We recently announced the successful outcome of the Popular Science-InnoCentive Education Challenge. The Challenge, which attracted more than 1,200 Solvers from around the world, asked for lesson plans that could be used at the middle-school level in each of five areas of science that will be vital in the future. Materials couldn’t cost more than $50, and the lesson needed to fit into no more than three, 50-minute classes. We asked Jacob Ward, editor-in-chief of Popular Science, to chat with us about the Challenge and results.
Hello Mr. Ward – thanks for joining us today. Could you tell us about the genesis of this Challenge and what you hoped to accomplish?
For our annual education special — the September issue of Popular Science — we look for ways to inspire a wide range of readers. Our audience runs the age range from 10-year-olds all the way up to retired grandparents. So Popular Science, in collaboration with InnoCentive, wanted to run a Challenge that could conceivably affect all of these people.
The Challenge asked Solvers to submit lessons plan in five distinct areas – Bomimetics, fuel cells, polymers, climate change, and “big data.” What led you to choose these specific areas?
In the end, we wanted to come up with lesson plans for the future of science, out beyond what people are teaching today. We consulted with educators, futurists, and other experts to settle on five areas of growing interest, and that we knew had the potential to really revolutionize their respective fields. Biologically-inspired (biomimetic) design is a growing trend at the moment, fuel cells could truly overturn the power mechanisms we rely on today, and everyone’s talking about “big data” — we figured that if we could engage kids today in these areas, we’d be helping to pave the way to some truly revolutionary work when those kids enter the workforce in a couple of decades.

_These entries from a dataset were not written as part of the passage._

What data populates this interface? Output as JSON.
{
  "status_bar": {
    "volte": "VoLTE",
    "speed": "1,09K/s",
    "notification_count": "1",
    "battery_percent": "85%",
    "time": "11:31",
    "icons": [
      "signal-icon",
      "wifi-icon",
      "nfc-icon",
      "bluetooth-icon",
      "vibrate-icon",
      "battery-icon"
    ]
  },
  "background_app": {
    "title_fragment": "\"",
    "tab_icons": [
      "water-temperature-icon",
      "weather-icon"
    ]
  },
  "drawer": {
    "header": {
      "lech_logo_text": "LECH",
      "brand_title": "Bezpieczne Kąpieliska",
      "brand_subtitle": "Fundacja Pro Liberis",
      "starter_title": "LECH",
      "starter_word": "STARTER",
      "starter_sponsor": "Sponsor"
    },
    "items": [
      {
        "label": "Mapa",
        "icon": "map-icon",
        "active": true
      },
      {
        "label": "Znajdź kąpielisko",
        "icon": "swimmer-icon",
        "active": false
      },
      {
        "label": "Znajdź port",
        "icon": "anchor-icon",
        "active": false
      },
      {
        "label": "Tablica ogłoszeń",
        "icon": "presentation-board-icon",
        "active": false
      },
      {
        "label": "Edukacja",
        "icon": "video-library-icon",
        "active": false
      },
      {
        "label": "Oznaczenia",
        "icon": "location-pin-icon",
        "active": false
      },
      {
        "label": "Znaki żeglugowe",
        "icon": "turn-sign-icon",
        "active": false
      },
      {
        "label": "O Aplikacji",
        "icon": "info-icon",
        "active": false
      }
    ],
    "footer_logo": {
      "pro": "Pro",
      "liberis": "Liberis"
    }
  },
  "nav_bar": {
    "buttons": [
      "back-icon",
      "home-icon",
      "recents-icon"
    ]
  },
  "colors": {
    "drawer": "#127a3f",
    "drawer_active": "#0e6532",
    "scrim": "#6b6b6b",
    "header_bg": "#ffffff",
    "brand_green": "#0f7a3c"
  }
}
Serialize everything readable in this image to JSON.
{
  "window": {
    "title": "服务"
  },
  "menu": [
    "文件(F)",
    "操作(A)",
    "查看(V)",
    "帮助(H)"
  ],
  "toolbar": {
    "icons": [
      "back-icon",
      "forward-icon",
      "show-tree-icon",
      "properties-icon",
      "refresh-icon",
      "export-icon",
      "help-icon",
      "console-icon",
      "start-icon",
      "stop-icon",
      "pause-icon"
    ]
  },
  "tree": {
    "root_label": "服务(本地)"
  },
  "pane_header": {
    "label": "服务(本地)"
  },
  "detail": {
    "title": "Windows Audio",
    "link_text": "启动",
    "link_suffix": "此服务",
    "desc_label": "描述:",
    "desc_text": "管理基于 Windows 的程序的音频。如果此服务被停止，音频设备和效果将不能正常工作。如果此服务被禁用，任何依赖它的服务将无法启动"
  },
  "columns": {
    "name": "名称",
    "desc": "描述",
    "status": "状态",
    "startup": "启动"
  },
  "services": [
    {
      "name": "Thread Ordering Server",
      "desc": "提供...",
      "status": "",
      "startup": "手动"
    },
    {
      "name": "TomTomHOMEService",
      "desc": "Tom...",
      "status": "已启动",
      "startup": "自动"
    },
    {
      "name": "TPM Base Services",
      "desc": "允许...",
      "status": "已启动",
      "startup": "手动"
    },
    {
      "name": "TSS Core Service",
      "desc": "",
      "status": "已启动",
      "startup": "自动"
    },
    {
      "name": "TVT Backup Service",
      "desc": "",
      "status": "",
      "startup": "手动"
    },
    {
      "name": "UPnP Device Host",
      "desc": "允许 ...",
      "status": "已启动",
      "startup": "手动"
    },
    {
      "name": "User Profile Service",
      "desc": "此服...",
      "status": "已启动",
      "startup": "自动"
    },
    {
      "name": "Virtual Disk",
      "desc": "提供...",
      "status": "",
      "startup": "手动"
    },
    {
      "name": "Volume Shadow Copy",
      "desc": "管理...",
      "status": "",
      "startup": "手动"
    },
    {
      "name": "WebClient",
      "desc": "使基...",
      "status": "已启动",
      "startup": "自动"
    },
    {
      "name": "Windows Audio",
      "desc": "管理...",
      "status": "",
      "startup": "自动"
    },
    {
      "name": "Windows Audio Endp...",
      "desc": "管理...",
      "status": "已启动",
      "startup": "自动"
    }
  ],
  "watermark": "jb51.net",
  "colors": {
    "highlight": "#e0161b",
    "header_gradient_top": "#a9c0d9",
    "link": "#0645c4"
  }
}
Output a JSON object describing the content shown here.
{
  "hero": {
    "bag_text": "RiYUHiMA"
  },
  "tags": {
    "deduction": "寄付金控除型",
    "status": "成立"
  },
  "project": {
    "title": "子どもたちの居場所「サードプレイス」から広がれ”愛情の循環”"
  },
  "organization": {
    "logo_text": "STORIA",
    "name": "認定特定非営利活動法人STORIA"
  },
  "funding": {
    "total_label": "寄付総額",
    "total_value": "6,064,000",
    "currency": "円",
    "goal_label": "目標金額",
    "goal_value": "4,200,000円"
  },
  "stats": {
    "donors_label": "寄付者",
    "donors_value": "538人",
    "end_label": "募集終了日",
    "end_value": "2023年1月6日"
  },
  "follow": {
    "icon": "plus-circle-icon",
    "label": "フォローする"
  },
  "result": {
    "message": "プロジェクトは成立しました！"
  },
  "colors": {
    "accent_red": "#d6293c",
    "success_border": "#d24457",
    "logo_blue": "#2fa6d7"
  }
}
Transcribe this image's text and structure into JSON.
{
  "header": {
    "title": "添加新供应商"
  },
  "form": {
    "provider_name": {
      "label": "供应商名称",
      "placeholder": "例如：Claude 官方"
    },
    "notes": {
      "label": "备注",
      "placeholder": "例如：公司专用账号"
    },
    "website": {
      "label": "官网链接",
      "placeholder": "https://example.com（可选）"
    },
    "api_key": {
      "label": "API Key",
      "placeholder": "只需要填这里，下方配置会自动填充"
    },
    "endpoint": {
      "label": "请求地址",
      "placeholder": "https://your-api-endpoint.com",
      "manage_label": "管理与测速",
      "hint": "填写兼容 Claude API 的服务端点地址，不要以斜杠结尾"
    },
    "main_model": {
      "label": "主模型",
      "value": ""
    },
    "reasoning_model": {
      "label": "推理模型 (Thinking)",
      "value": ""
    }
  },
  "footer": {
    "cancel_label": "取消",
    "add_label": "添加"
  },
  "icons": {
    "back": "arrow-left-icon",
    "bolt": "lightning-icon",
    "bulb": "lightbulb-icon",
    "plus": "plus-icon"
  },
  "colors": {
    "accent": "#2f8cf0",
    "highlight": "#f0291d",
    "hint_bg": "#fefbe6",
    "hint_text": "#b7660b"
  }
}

You posted the winning solutions (i.e., lesson plans) on PopSci.com, along with details about the second and third place entrants. What drove you to open the solutions to the public and what’s the response been like?
With a Challenge like this, it was incredibly difficult to choose a winning entry for each category, because we received so many inspiring and revolutionary ideas. So we figured that even though not everyone could win, we wanted as many lesson plans as possible to get public visibility. There were so many useful lesson plans submitted, and teachers need new lesson plans so badly, why not put them all out there?
Of the dozens of InnoCentive Challenges that have been posted to the PopSci Innovation Pavilion, we’ve seen PopSci provide significant lift – both in terms of number of Solvers and their submissions. To what do you attribute your readers embracing open innovation Challenges and becoming successful Solvers? Read more